Well, as he says in the book, “Candlebox wasn’t just the nail in the coffin of grunge. To me, they arrived as the coffin of grunge music.” That was a very pivotal point for The Lips, when “She Don’t Use Jelly” was breaking. Obviously, the Flaming Lips —even though they agreed to be on 90210— are a band that’s concerned with integrity. And Wayne Coyne, obviously, is not afraid of bad mouthing bands. He’s done it to Beck and Arcade Fire, too. He’s pretty honest in a very amiable way.
It could be argued that the main character of your book is heroin. Most people seem fairly unrepentant about the drug and the choices that they made while on the drug. Of course, drugs are often associated with certain musical eras, be that acid in the late Sixties or coke on the Sunset Strip metal scene, but what was it about Seattle that made such a powerful and dangerous narcotic like heroin the drug of choice?
A lot of people argue that there are only a very small number of people those days who were doing heroin, but they just happened to be the most famous ones, whether that’s Kurt Cobain, Mark Arm, Mark Lanegan of the Screaming Trees…
Or Layne Staley.
Exactly. And even Andy Wood, too. Three of those people ended up dying from it. Part of it is that Seattle is a port town with easy access [to heroin], but the truth lies somewhere in the middle. So many people didn’t do it, and many people told me that they had never seen anyone do heroin. But if you’re in that circle, you’re in that circle.
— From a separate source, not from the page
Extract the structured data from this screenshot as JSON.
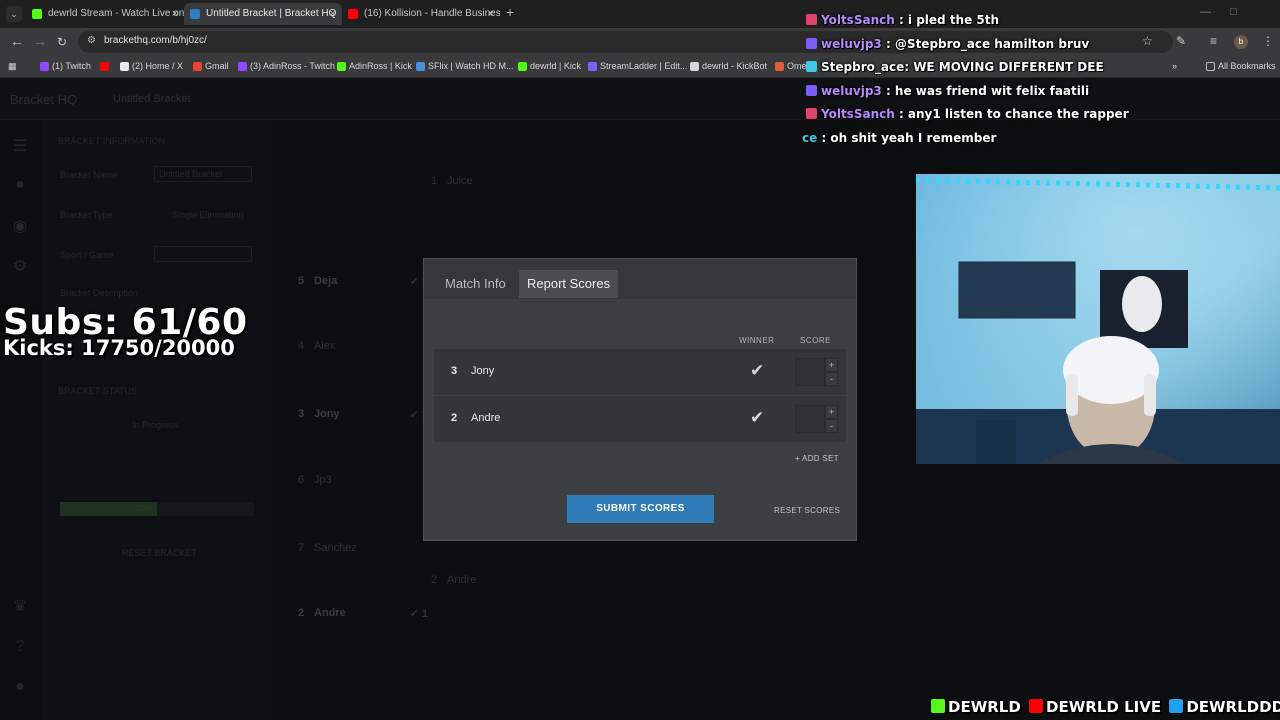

I was very delicate with the treatment of heroin, if someone was willing to go on the record and admit to doing it, I wrote it in the book.
What was your take on Cameron Crowe’s documentary film, Pearl Jam Twenty? I thought that your book presented a much fairer look at the situation that went down with their drummer Dave.
I like Cameron Crowe. I mean, the guy wrote Fast Times At Ridgemont High, which is AWESOME. I just watched Almost Famous recently, too, and really enjoyed that. But with PJ20, I was really disappointed. I thought it was a real missed opportunity, a little too reverential. They had all this incredible archival footage, that’s the best part of it, like there’s footage from the MTV Singles party with Eddie Vedder drunk, and there’s footage from a Temple Of The Dog show with Vedder and Chris Cornell rutting each other in a homoerotic way. But there were a lot of structural issues I had, particularly with how it presented historical facts. Not only with how they treated the drummers, but it didn’t even mention that Jeff and Stone had been in Green River with Mark Arm, a band that some would say was the very first “grunge” brand.
I didn’t learn anything from it. I didn’t see how they interacted together as a group, what their dynamic was, because they were all interviewed separately. To me, it was a real missed opportunity. If you’re gonna watch a film about the grunge era, there are so many better options, like Hype! or Malfunkshuns: The Andrew Wood Story.
One thing that we don’t really get a sense of from this book is your personal opinion on the era. As a music fan, what were your favorite bands, albums, and songs of the era?
I really like Mudhoney, in particular. I listen to a lot of it for pleasure to this day, like Dirt by Alice In Chains. That album is just incredible. I was never a huge Pearl Jam fan, but I’ve grown to appreciate them more. The Nirvana albums. If you listen to something like the Sub Pop 200, which was a compilation of the bands on their roster, it’s very representative of the era. There’s a lot of great stuff from those years that people don’t really know about, and I hope this book can introduce them to it. I didn’t want to just cover the Big Four, but I wanted to cover the Tads, the Malfunkshun, the U-Men.
And the Cat Butts.
Yes, and Cat Butt. I hope people will give each of these groups a listen and decide on their own as to their merit.
Everybody Loves Our Town: An Oral History Of Grunge is now available from Three Rivers Press in paperback. If you live in the New York City area, Mark Yarm will be conducting an interview with Hole cofounder Eric Erlandson, author of the new book Letters to Kurt, at BookCourt in Brooklyn tonight, Friday, April 6, at 7 p.m. BookCourt is located in Cobble Hill, at 163 Court St. (get directions).
[Photos: ELOT cover via Three Rivers Press, everything else from Getty Images]